As summer break draws to a close for many individuals in the Northern hemisphere, the question that remains on people’s minds is: To what extent can children contribute to the spread of the new coronavirus?
The evidence so far has been mixed.
A recent study in the journal JAMA Pediatrics compared the levels of viral RNA from swab tests and found that children aged 5 years and older have about the same amount of viral RNA as people over the age of 18.
Importantly, the authors also saw that children younger than 5 had even greater levels of viral RNA. They suggest that “young children can potentially be important drivers of SARS-CoV-2 spread in the general population.” However, they do admit that their study did not look at infectious virus.
On the other hand, a rapid review by the National Collaborating Centre for Methods and Tools at McMaster University in Hamilton, Canada, concluded that “young children are not a major source of transmission.”
When children did acquire the virus, the source was more likely to be community spread or an adult in the same household, rather than transmission from one child to another.
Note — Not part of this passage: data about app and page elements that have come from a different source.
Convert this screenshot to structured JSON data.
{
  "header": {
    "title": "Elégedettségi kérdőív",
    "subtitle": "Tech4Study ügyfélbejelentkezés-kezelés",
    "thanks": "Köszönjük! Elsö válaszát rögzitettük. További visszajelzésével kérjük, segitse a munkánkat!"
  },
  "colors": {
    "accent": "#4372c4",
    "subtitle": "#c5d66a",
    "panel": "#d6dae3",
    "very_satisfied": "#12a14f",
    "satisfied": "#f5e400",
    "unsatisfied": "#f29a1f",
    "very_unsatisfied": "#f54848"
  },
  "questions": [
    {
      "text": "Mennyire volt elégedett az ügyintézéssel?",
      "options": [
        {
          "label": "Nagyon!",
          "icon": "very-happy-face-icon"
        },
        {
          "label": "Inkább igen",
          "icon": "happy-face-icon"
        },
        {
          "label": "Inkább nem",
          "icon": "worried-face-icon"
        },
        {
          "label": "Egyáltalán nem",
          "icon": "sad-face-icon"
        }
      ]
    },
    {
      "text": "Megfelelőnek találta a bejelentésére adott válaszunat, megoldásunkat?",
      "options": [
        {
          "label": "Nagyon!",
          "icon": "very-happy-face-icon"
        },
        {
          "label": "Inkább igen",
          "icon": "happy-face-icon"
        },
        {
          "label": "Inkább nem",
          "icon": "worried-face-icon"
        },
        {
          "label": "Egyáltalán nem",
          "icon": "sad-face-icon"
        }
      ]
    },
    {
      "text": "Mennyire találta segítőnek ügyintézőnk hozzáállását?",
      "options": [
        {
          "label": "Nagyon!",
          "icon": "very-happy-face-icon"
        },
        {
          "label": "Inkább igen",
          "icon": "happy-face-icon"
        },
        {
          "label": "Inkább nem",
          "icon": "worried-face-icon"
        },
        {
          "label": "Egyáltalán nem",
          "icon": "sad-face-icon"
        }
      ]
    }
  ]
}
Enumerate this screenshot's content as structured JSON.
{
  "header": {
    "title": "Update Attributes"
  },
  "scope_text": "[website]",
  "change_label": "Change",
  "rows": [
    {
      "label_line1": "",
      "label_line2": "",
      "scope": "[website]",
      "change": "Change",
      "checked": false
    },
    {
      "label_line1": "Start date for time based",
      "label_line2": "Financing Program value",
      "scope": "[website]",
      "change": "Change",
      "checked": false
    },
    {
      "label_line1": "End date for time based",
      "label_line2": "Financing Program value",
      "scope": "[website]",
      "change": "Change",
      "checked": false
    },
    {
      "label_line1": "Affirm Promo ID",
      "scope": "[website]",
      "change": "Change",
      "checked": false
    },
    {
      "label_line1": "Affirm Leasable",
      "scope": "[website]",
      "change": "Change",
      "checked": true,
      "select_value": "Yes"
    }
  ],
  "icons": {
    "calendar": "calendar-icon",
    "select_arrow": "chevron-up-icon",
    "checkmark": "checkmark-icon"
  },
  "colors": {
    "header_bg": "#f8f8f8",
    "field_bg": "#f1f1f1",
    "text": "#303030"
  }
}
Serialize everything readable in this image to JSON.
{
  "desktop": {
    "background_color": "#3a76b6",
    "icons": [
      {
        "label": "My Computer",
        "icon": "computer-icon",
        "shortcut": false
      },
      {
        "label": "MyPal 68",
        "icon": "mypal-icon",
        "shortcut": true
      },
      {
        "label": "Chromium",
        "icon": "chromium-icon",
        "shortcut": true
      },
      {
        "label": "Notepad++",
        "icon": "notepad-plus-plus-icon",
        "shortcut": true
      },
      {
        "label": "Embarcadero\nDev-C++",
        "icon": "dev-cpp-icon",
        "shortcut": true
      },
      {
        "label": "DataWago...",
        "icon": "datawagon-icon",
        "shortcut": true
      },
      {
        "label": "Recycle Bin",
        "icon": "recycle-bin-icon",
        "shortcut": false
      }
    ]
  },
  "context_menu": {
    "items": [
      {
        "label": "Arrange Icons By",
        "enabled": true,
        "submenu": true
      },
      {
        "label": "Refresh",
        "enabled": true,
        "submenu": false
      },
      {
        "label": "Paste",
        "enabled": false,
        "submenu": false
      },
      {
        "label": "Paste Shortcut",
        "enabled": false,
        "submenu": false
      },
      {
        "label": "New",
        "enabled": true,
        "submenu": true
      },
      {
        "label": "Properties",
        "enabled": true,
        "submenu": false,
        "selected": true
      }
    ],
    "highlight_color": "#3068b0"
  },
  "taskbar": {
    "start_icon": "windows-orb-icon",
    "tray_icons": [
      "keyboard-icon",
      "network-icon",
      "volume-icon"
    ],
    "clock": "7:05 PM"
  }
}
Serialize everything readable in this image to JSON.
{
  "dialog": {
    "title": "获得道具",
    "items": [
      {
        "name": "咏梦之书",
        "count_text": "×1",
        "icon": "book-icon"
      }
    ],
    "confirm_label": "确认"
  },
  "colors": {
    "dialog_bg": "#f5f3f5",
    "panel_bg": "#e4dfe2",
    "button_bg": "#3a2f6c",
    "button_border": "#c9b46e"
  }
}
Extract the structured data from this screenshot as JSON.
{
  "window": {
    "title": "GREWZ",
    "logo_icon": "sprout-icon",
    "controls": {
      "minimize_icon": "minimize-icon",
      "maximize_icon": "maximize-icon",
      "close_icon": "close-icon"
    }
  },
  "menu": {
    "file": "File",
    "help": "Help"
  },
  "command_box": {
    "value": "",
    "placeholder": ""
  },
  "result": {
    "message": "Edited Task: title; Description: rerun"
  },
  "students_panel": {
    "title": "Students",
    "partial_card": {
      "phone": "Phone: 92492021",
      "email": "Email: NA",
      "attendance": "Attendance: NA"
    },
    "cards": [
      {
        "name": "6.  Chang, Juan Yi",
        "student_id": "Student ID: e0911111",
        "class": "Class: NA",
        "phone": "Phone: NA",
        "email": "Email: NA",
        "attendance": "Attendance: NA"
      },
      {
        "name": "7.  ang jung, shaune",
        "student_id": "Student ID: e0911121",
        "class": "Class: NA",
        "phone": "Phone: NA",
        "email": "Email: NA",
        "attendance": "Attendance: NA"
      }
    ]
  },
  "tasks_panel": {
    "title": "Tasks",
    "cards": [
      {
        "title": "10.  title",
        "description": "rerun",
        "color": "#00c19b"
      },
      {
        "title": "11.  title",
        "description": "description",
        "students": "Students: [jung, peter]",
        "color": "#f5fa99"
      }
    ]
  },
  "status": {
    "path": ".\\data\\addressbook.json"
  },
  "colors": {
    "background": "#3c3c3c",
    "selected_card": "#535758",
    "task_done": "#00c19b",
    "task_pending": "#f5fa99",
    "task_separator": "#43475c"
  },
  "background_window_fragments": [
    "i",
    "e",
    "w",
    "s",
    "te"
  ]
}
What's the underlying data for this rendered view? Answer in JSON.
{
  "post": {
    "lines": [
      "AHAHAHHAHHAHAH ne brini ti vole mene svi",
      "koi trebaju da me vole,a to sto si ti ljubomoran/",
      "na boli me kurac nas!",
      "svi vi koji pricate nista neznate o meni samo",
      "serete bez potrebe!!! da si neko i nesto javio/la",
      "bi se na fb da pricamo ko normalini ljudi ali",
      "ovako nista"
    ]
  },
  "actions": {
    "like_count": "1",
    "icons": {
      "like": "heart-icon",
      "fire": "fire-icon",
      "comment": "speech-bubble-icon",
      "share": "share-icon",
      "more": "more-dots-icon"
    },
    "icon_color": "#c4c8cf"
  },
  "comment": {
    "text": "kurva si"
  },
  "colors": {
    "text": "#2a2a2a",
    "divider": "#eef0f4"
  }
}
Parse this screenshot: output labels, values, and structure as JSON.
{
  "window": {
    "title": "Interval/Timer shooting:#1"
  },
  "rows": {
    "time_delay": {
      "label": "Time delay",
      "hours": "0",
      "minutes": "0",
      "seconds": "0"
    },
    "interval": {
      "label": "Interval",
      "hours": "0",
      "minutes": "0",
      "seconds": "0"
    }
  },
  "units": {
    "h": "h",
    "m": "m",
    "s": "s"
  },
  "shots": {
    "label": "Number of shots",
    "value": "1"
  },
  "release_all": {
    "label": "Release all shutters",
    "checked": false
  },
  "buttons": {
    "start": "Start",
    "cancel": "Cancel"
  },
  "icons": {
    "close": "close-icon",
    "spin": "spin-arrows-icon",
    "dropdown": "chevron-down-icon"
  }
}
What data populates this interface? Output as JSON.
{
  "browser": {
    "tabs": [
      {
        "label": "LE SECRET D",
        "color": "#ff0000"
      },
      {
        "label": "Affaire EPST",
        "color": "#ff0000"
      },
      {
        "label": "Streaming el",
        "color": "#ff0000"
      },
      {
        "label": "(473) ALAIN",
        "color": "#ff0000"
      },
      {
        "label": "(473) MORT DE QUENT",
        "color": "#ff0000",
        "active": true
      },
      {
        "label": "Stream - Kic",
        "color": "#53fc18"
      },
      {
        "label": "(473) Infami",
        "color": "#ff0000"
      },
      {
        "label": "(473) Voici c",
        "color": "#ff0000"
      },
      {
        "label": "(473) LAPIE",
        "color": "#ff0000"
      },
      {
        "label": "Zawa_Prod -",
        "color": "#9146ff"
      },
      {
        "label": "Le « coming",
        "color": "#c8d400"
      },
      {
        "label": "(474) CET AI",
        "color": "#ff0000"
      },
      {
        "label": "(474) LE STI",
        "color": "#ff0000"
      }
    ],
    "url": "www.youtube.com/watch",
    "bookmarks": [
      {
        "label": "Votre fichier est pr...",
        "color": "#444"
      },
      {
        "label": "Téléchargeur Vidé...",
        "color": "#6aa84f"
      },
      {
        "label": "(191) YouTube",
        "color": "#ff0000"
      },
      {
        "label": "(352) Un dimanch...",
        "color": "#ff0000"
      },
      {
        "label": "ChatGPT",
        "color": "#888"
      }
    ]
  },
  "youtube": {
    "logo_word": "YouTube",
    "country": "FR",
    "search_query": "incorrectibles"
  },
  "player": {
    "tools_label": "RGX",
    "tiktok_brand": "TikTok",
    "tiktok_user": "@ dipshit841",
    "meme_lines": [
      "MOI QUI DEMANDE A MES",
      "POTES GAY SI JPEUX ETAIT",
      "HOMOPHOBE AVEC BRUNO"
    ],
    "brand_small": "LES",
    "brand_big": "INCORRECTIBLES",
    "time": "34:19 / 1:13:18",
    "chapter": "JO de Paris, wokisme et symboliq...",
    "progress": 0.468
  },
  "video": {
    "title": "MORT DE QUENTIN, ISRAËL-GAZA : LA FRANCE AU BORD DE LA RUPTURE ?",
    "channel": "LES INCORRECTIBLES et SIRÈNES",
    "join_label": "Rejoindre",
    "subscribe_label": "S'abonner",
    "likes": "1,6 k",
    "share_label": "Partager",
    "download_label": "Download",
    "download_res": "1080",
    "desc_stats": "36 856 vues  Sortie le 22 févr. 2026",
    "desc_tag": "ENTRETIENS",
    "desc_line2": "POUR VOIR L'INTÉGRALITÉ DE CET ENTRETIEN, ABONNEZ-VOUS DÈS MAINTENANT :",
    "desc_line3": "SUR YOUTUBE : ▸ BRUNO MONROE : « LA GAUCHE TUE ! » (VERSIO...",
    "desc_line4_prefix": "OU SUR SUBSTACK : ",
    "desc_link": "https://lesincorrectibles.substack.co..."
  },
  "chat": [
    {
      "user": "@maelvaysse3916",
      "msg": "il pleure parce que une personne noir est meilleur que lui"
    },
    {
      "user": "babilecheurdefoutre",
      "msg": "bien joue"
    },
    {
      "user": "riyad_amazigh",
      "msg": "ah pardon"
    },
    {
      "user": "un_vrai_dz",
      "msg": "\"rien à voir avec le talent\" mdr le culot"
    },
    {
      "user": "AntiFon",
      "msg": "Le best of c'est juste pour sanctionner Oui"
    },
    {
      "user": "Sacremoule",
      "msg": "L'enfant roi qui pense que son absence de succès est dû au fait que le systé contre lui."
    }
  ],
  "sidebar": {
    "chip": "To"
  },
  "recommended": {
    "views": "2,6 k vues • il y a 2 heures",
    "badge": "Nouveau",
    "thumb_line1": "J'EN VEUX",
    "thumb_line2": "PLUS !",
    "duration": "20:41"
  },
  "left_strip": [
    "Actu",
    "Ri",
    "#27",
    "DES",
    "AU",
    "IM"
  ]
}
The authors state that the quality of this evidence is moderate.
That said, the Centers for Disease Control and Prevention (CDC) released a report last week about an outbreak that forced an overnight camp in Georgia to close at the end of June.
Within 2 days of the camp opening at the end of June, a teenage staff member began showing symptoms of COVID-19. They received a positive SARS-CoV-2 test result the following day.
On the same day, camp officials started sending the campers (the youngest of whom were 6 years old) home. They closed the camp 3 days later.
The Georgia Department of Public Health recommended that all attendees receive a SARS-CoV-2 test.
A team from the Georgia Department of Public Health, the CDC COVID-19 Response Team, and the Epidemic Intelligence Service at the CDC subsequently analyzed 344 test results. This was out of a total of the 597 attendees who were Georgia residents.
This allowed the team to calculate the attack rate, which is the incidence proportion or the risk.
“The overall attack rate was 44% (260 of 597), 51% among those aged 6–10 years, 44% among those aged 11–17 years, and 33% among those aged 18–21 years,” the authors write in their report.
The attack rates increased as the attendees spent increasing amounts of time at the camp. At 56%, it was highest among staff members.
Symptom data were available for 136 cases, of which 36 were asymptomatic. Of the remaining 100, 65% included fever, 61% included headaches, and 46% included a sore throat.
The authors point out that the attack rate was likely higher than they were able to calculate, as they only had the test results for 57% of the attendees.
They also cannot say for certain whether some of the confirmed cases occurred as a result of acquiring the virus at the camp or before arriving.
They did ask all attendees to supply a negative test result within a period of 12 days before arrival. However, it is plausible that someone contracted the virus after taking the test and before coming to the camp.
The researchers also did not have any data on how well the individuals adhered to prevention measures, such as physical distancing and mask use. Although the staff and trainees had a requirement to wear masks, the campers did not.
“These findings demonstrate that SARS-CoV-2 spread efficiently in a youth-centric overnight setting, resulting in high attack rates among persons in all age groups, despite efforts by camp officials to implement most recommended strategies to prevent transmission,” explain the authors of the report.
“The multiple measures adopted by the camp were not sufficient to prevent an outbreak in the context of substantial community transmission,” they add. “Relatively large cohorts sleeping in the same cabin and engaging in regular singing and cheering likely contributed to transmission.”
The team recommends an emphasis on physical distancing and the correct use of face coverings for gatherings.
What these data mean for the upcoming school year is not clear. In the meantime, children, parents, caregivers, and teachers alike are looking to public health officials to balance the risks and develop mitigation strategies to keep their communities safe.